Dear Governor Bullock:

As taxpayers who have footed the bill for the Compact Commission at least over the last decade, no one could be more disappointed that the Montana Reserved Water Rights Compact Commission failed to produce a viable Compact that could pass legislative muster than we are.  The Compact Commission had ten years of negotiation, all the state, federal, and tribal resources/communication it needed, one year of public meetings, plenty of time to lobby, the normal hearing before the appropriate legislative Committee, and a blast motion to the floor, and it still failed.  That sends a strong signal that the public wants a Compact agreement (10+ years of negotiation), but not this Compact (did not pass 2013 legislative session).

But your veto of the amended SB 265 sends the wrong message to the public, the Tribes, and the Montana Legislature.  Your veto sunsets the Compact Commission so further discussions are ruled out, even though funds are available and the public supports a settlement by Compact.  The veto rewards the CSKT for not negotiating its Compact position held firm since 2001—the position that was once ruled out by the state.  And by asking the Compact Commission to report on itself with no directions to change the Compact according to the public’s concerns, the veto tells the Legislature that “it’s this Compact or litigation”.  But the people and legislature rejected this compact for good reason.

If you are leaving people with just one choice—litigation—you might want to describe that it is not all bad, and actually may be appropriate here. We understand that in a litigation/adjudication framework, neither the state nor the federal government will be required to come up with any settlement funding.  We also understand that many of the Tribes’ expansive claims—like ownership of all water—would not be successful. In the framework of general stream adjudication, there are legal boundaries that can’t be crossed—like they have been in these Compact negotiations.

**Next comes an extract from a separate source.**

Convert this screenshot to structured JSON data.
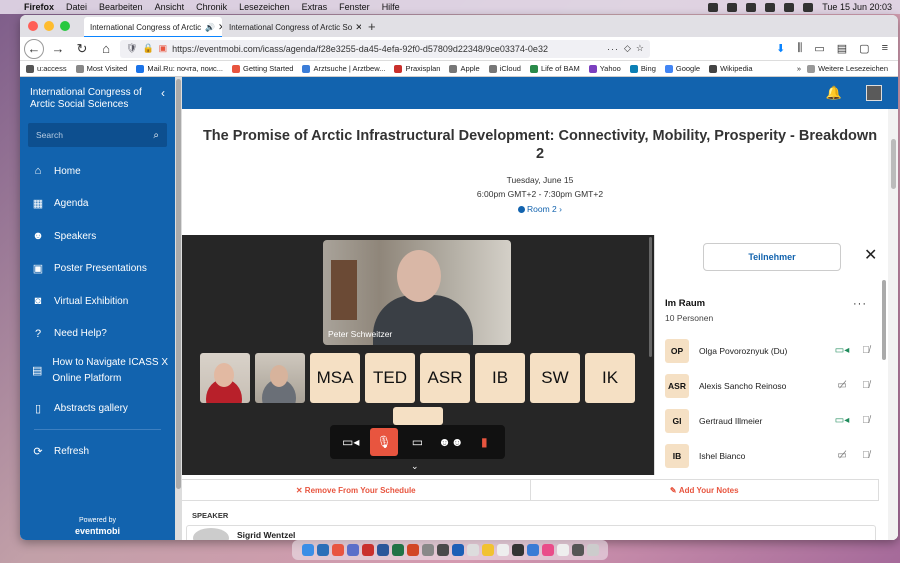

Leadership is hard work.  If the State, the Tribes, and the Governor want an agreement that is truly fair and equitable, they can produce one.  That will require all the parties to act like statesmen and stateswomen, and yes, the Tribes must move away from their entrenched positions and actually make some real concessions.  If the parties cannot do this, then do the honorable thing and get the work done in Court.


Concerned Citizens of Western MT